Herald Journal, Feb. 13, 2006
Metro calling proposed for Lester Prairie
By Dave Cox
Gerald Wassmund of Lester Prairie is not satisfied with his local phone service.
He would like to see Lester Prairie join the more than two million telephone users in the Twin Cities area that have metro calling service.
Metro phone service would allow people in Lester Prairie to call people in other parts of the metro calling area without paying a long distance charge.
Wassmund is the sponsor of a petition to take the question to the next level.
“Some people I have talked to are very enthusiastic, and are helping to get more signatures,” Wassmund said.
He acknowledged that some people in the area who don’t make many calls are not in favor or the change, but said that other residents and businesses in the area seem to support the idea.
The Public Utilities Commission (PUC) requires signatures from 15 percent of the usage area in order to move forward.
In Lester Prairie, where just under 1,200 customers are served by the 395 exchange, this means that about 180 signatures are needed, according to Wassmund. “We are shooting for 200 or 220, in case some signatures are disqualified,” Wassmund commented.
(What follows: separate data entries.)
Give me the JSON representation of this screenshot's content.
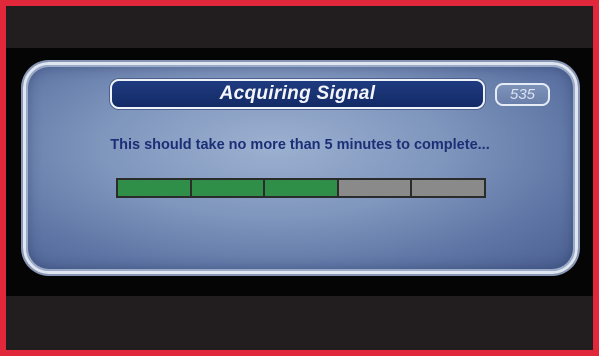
{
  "dialog": {
    "title": "Acquiring Signal",
    "channel": "535",
    "message": "This should take no more than 5 minutes to complete..."
  },
  "progress": {
    "segments_total": 5,
    "segments_filled": 3,
    "fraction": 0.6,
    "filled_color": "#2f8f48",
    "empty_color": "#8a8a8a"
  },
  "colors": {
    "frame_border": "#e0283a",
    "title_bar": "#1f3b80",
    "message_text": "#1c2f76",
    "dialog_bg": "#7f96bd"
  }
}
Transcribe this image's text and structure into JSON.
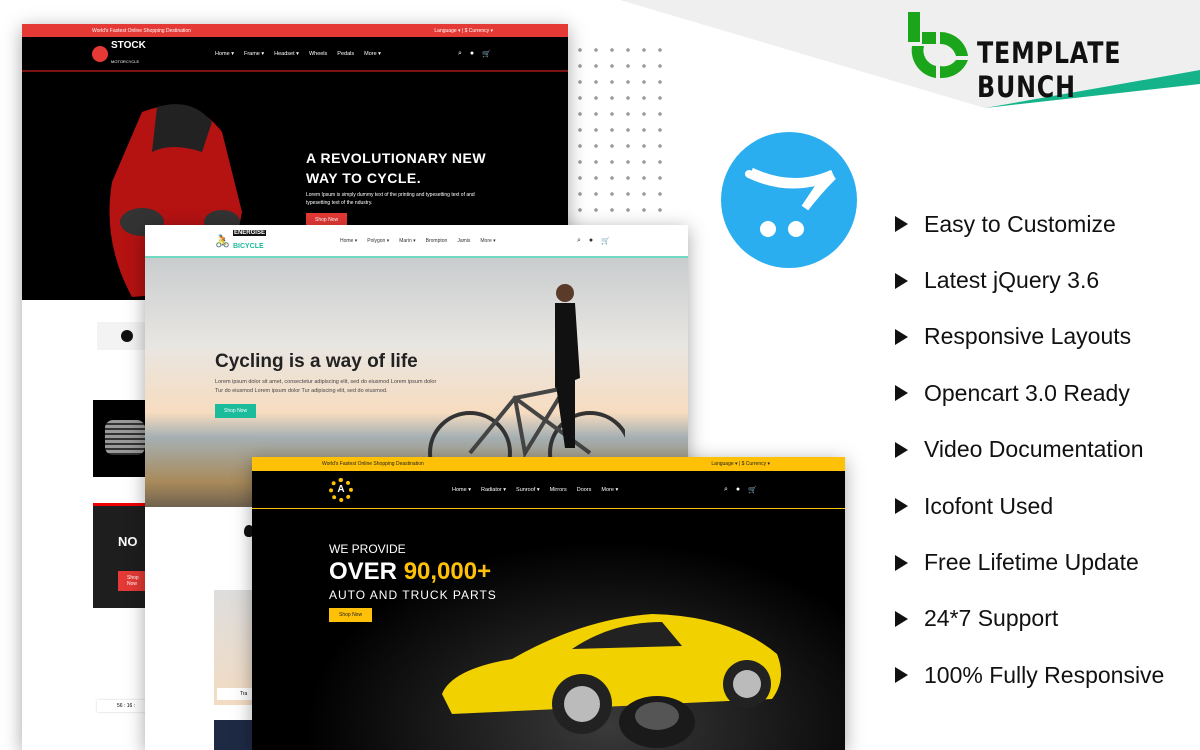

Persons signing the petition must be customers in the petitioning exchange. Only one signature per household or business is permitted.
If enough residents sign the petition, it will be forwarded to the PUC.
The PUC would verify the signatures, and then ask Sprint to come up with a price to provide the service, Wassmund said.
Phone companies cannot make a profit from the arrangement, but can request that their costs be covered by the rate increase.
Wassmund said that many people have asked how the change would affect their local phone bills.
The actual increase for Lester Prairie would be determined by the local phone company and approved by the PUC.
Other local cities that have recently approved metro phone service include Winsted and Howard Lake.
Howard Lake, which has Sprint as a service provider, has had metro phone service since December 2003.
The rate increase would be different for residential accounts than for business accounts.
The base rate in Howard Lake increased by $10.24 per line for residential service, and $20.50 per line for business service.
In Winsted, service is provided by TDS Telecom.
Winsted has had metro phone service since February 2005.
Rates increased by $13.55 for residential flat rate service, and $21.75 per line for business flat rate service.
If the PUC approves the rate increase, it will send ballots to each entity that has a phone number with a 395 prefix.
The ballots will explain what the rate increase would be, and voters can approve or reject the extended service.
If the change is approved, the phone company would have up to one year to implement the service.
If the majority of voters approves the rate changes, everyone with a 395 phone number prefix will be affected by the increase.
The entire process can take up to two years, according to Wassmund.
If the majority of voters are opposed to the change, the exchange cannot initiate a new petition for two years.